What You Need To Know: Ride the Chatwood Snake (are we still doing phrasing?).
You’ve seen this start before. Tyler Chatwood is so bad it’s good, like pizza or comedy (or other stuff). He walked seven while getting 14 outs, but because he was so all over the place the Phillies couldn’t zero in on anything (or refrain from writing their wills in their head). He was an out away from qualifying for the win. He struck out six, so that’s something I guess. Anyway, as in most of Chatwood’s starts the Cubs ‘pen was able to take to the baton to the finish line without falling over, and the offense scratched out just enough to outlast a very good Nick Pivetta and Philly (Phillie?) bullpen.
Next Level: I know the default position of any mouth-breathing, Miller Lite-stained fan is to claim to send someone to the minors. So I don’t want to join the chorus. And the only reason I think it might be good for Chatwood is to provide a mental break, not a physical alteration. It’s clear the weight of the world is on him, because after a couple walks today—mostly with two out—he was cursing himself out loud enough for the rooftop goers to blush.

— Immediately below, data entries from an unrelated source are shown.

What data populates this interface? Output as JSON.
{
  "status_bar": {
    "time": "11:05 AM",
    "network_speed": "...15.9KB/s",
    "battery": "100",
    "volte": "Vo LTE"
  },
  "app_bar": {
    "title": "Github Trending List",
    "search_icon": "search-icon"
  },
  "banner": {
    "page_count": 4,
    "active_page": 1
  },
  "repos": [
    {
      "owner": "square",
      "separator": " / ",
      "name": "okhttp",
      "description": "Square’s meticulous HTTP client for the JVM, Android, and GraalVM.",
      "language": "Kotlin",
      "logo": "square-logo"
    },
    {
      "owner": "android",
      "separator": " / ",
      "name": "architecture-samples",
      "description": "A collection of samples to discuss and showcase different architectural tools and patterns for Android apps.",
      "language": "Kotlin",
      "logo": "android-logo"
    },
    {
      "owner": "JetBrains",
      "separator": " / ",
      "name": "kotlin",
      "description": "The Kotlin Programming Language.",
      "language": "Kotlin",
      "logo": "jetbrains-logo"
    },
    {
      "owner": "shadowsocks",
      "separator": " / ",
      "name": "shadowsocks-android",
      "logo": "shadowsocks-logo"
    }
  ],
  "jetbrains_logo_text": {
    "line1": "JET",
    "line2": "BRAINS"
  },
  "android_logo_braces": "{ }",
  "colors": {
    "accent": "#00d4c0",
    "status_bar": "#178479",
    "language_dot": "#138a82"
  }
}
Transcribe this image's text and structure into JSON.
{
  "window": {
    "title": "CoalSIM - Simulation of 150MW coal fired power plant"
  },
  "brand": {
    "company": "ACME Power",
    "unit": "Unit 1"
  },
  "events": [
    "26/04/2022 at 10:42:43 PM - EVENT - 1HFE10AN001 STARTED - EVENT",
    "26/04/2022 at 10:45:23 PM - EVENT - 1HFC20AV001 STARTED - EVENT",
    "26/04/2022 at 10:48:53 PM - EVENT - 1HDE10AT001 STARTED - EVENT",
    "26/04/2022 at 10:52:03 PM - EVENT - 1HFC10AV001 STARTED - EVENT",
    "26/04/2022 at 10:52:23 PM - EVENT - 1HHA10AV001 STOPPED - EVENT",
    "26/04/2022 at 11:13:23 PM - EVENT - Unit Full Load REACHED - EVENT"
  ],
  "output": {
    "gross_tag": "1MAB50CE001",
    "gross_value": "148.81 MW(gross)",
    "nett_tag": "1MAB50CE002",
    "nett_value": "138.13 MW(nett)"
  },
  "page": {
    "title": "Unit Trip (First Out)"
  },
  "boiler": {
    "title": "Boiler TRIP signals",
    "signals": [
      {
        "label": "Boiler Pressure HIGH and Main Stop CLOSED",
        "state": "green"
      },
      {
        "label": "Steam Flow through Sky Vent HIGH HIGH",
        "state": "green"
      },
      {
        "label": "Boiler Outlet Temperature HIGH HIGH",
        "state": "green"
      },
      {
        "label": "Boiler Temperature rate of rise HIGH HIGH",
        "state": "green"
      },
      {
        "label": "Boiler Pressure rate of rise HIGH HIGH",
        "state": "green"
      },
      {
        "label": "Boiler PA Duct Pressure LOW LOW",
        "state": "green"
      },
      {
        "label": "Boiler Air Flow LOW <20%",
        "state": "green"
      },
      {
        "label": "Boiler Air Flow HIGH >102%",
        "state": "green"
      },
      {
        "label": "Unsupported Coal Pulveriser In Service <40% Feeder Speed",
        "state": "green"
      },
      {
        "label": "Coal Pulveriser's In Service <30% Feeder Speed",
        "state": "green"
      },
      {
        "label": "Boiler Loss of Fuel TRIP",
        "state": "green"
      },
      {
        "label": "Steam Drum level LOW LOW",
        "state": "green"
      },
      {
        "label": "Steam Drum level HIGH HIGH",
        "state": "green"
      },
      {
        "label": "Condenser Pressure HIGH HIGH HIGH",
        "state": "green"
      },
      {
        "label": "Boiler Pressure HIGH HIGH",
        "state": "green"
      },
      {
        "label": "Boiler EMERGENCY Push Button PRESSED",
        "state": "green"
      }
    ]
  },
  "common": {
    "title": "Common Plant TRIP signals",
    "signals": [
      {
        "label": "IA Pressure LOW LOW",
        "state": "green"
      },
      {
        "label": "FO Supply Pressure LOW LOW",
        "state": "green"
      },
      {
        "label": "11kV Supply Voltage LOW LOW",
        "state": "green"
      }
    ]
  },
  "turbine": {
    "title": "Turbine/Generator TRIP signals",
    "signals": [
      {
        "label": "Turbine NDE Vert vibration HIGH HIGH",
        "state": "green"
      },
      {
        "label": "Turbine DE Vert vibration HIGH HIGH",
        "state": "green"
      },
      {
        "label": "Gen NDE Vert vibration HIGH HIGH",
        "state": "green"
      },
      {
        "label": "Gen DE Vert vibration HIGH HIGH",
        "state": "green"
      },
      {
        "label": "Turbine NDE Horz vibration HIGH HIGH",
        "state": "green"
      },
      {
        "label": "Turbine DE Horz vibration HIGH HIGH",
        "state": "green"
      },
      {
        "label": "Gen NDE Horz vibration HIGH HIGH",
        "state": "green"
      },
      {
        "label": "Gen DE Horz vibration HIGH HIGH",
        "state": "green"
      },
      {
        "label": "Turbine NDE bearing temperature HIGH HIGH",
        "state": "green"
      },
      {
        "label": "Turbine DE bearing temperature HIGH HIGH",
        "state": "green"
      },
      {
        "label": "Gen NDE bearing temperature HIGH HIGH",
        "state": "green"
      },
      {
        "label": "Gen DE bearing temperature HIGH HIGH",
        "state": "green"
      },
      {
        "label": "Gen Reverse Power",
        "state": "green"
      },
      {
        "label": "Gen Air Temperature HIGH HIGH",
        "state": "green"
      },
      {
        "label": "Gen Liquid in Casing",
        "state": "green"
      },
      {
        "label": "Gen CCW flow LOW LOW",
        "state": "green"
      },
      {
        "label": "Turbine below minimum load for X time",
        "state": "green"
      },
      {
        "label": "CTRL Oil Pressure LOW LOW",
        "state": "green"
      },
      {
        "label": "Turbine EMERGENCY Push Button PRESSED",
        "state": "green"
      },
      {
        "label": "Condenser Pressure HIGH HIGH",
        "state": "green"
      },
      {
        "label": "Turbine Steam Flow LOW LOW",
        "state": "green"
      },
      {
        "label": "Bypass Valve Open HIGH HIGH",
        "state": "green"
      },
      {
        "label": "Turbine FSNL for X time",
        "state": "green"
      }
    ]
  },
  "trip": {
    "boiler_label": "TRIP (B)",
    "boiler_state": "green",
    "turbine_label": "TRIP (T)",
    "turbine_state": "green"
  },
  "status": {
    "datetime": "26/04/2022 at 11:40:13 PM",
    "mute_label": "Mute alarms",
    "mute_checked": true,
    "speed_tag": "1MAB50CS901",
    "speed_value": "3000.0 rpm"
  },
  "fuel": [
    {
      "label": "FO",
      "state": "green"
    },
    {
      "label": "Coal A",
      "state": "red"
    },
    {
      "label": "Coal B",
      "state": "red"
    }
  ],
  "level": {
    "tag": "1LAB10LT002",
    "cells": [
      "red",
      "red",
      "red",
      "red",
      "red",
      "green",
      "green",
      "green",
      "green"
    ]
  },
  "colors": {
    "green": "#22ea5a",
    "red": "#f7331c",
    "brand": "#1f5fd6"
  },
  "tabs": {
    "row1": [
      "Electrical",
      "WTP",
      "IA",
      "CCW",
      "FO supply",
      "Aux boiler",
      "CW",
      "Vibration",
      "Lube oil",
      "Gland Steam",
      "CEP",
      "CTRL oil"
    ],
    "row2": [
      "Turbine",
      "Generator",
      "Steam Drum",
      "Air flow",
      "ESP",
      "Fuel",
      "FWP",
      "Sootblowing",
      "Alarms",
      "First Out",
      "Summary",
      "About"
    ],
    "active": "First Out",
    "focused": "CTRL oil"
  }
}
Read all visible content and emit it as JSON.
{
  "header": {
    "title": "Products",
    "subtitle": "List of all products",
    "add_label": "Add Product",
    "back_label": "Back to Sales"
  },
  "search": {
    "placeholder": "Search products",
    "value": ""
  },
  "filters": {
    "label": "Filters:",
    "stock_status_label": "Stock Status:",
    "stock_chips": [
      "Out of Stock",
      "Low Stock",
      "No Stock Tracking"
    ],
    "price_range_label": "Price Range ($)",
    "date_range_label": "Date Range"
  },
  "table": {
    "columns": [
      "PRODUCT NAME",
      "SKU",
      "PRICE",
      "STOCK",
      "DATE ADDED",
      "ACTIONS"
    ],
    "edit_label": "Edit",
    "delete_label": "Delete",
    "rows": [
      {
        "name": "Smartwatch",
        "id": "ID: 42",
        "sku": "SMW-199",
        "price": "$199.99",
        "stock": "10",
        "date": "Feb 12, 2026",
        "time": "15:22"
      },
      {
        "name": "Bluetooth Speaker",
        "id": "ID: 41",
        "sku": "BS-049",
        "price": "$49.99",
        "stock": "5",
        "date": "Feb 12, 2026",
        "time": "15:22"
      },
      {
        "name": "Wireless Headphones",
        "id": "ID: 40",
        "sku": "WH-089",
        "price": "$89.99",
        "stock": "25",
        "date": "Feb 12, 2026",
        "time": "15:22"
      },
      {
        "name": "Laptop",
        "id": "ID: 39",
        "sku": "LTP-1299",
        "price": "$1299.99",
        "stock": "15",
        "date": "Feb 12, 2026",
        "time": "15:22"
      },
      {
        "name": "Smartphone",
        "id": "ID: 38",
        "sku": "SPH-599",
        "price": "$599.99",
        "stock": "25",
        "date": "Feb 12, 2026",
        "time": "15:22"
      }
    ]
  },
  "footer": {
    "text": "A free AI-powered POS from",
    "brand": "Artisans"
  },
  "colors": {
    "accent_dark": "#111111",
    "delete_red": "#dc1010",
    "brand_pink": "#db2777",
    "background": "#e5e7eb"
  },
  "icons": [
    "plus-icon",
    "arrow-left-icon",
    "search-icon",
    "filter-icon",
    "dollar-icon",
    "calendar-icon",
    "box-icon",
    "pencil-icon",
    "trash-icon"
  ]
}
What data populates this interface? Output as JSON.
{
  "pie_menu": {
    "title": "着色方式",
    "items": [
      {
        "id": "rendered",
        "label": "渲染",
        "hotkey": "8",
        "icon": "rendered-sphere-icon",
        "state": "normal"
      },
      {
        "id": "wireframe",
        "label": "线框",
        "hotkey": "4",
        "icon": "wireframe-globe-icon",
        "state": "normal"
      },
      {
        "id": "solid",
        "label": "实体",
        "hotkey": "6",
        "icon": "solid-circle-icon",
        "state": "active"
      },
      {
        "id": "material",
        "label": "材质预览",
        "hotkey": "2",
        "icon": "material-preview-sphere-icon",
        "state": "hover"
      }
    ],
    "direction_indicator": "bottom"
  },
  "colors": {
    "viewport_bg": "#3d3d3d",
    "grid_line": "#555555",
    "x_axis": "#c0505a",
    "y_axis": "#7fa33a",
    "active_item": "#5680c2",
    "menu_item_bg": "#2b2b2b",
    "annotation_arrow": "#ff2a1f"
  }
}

The pressure is obviously immense, and with Montgomery doing what he’s doing the Cubs could certainly survive. Maybe working on things where the stakes aren’t so high is the answer.
At the end of the day, you’d take five innings with one run surrendered from your fifth starter every day. Or you would if the rest of the rotation was consistently slapping it, which they’re circling, but they’re not quite there yet. Walking seven just isn’t going to get it done, and Chatwood might need a massive overhaul of his motion to get the most out of what is unquestionably good stuff. That’s nearly impossible to do midseason but solutions welcome.
Anthony Rizzo pulverized another ball to right today, apparently something personal with the scoreboard or patio area over there. It’s always good to see him turn on high and inside fastballs, which he’s done the past two nights.
The ‘pen wasn’t totally masterful, as Brian Duensing had some adventures, but Justin Wilson, Pedro Strop, and Brandon Morrow were clean without raising a fuss. Morrow should probably find his slider or splitter a little more often, but whatever works. It was a day of revenge for the bullpen as Cishek got a chance to sit down Aaron Altherr in a big spot, and Morrow got to do the same to Dylan Cozens. Overall, the Fightins’ left 13 guys on. The high wire act is fine when you don’t fall off.
The big talking point will be Albert Almora’s run off Anthony Rizzo’s sac fly. It was the first illegal blocking call we’ve seen in some ages, and I guess I have to say it was the right call. Andrew Knapp started in the way and only got more so catching the ball, and Almora didn’t have anywhere to go. Of course, he might have gotten around Knapp before the ball got there if he wasn’t defensive-tackle-after-a-fumble-recovery slow, but we can’t change that. It’s impossible for Knapp, as even if he’s standing in front of the plate, catching that throw would take him into the line.
The problem is the plate is different from the other bases, in a stunning piece of baseball analysis. If you block third base and force a runner to go wide, he still has to find a way to hang onto the base. At the plate runners can tap a pinky as they slide by, going to a place where catchers can’t get to if they have to leave the whole lane open. I’m not sure there is a right answer. But I guess the right answer is always the one that goes for the Cubs.
Top Play (WPA): Big Tony’s big fly in the fourth was the Cubs’ top play on the afternoon (+.130).
Bottom Play (WPA): Brian Duensing entered his second inning of work in the sixth, and it showed. After a single and a botched fielder’s choice due to a Kris Bryant error (what is going on with him?), Duensing struck out Odubel Herrera. Rookie Scott Kingery took a 1-0 Duensing offering for a ride to left, though, doubling and scoring two to bring the game within one run (-.186). Luckily, Duensing and Steve Cishek slammed the door on that rally quickly.
Lead photo courtesty Patrick Gorski—USA Today Sports